- It will collect data for five years.
What is the L1 point?
- There are five Lagrange points, L1 to L5, between any two celestial bodies.
- These points can act as parking spots in space where the gravitational pull of the celestial objects equals the centripetal force required to keep a satellite in orbit.
- This means satellites placed at Lagrange points do not need to expend a lot of fuel to remain in position.
- Going to Lagrange 1 places the spacecraft at a point beyond the Moon between the Earth and the Sun.
- This offers the spacecraft an unobstructed view of the Sun even during phenomena like an eclipse.
- With the mission covering only 1% of the distance between the Earth and Sun, the payloads will be able to look directly at the Sun.
- The L1 point makes the mission fuel-efficient.
- The Lagrange points are named in honor of Italian-French mathematician Josephy-Louis Lagrange, and there are five of them: L1, L2, L3, L4, and L5.
- NASA’s James Webb Space Telescope is at L2.
- The L1 point of the Earth-Sun system affords an uninterrupted view of the Sun and is currently home to the Solar and Heliospheric Observatory Satellite SOHO.
Objectives of Aditya-L1
- The main objective of the mission is to get a deeper understanding of the star closest to us, and how its radiation, heat, flow of particles, and magnetic fields affects us.
- The payloads on the mission will study the upper atmospheric layers of the Sun called chromosphere and corona.
- They will study the expulsion of plasma and magnetic fields called coronal mass ejection (CME).
- The magnetic field of the corona and the drivers of the space weather will also be studied.
- It might provide clues to scientists about a long-standing mystery that why the not-so-bright corona of the Sun is a million degree C hot, when the temperature on the surface of the Sun is just about 5,500 degree C.
- It will also help scientists understand the reasons behind acceleration of particles on the Sun, which leads to solar winds.
Significance of studying the sun:
- Every planet, including Earth and the exoplanets beyond the Solar System, evolves — and this evolution is governed by its parent star.
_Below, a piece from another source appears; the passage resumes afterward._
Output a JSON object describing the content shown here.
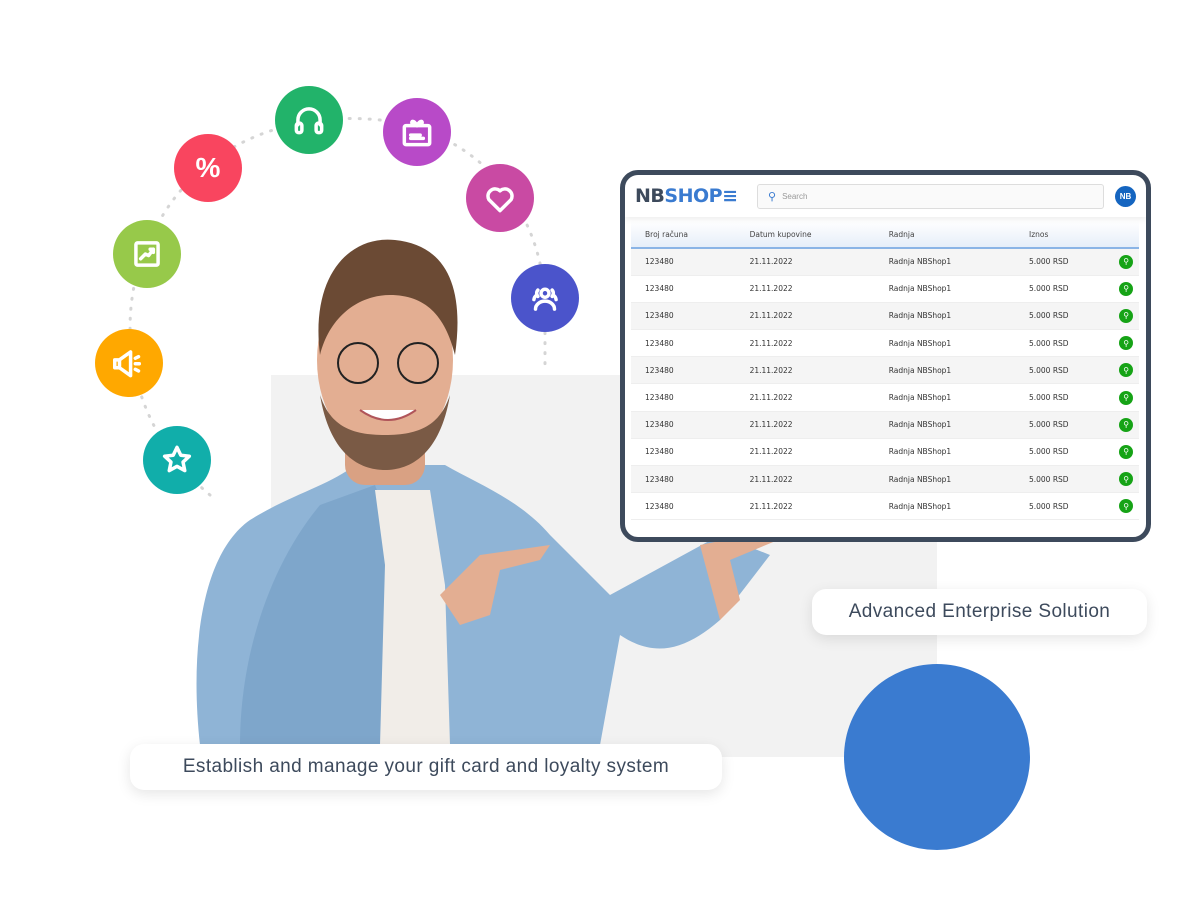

- The solar weather and environment affect the weather of the entire system.
- Variations in this weather can change the orbits of satellites or shorten their lives, interfere with or damage onboard electronics, and cause power blackouts and other disturbances on Earth.
- Knowledge of solar events is key to understanding space weather.
- To learn about and track Earth-directed storms, and to predict their impact, continuous solar observations are needed.
- Every storm that emerges from the Sun and heads towards Earth passes through L1.
Payloads of Aditya-L1 mission
- The Remote Sensing Payloads, which will study the Sun, include:
- Visible Emission Line Coronagraph (VELC) for corona/imaging and spectroscopy;
- Solar Ultraviolet Imaging Telescope (SUIT) for photosphere and chromosphere imaging;
- Solar Low Energy X-ray Spectrometer (SoLEXS), which is a soft X-ray spectrometer for Sun-as-a-star observation; and
- High Energy L1 Orbiting X-ray Spectrometer (HEL1OS), which is a Hard X-ray spectrometer for Sun-as-a-star observation.
- The payloads to study the L1 in situ (meaning at their place, or position) are:
- Aditya Solar wind Particle Experiment (ASPEX), for solar wind/particle analyzer protons and heavier ions with directions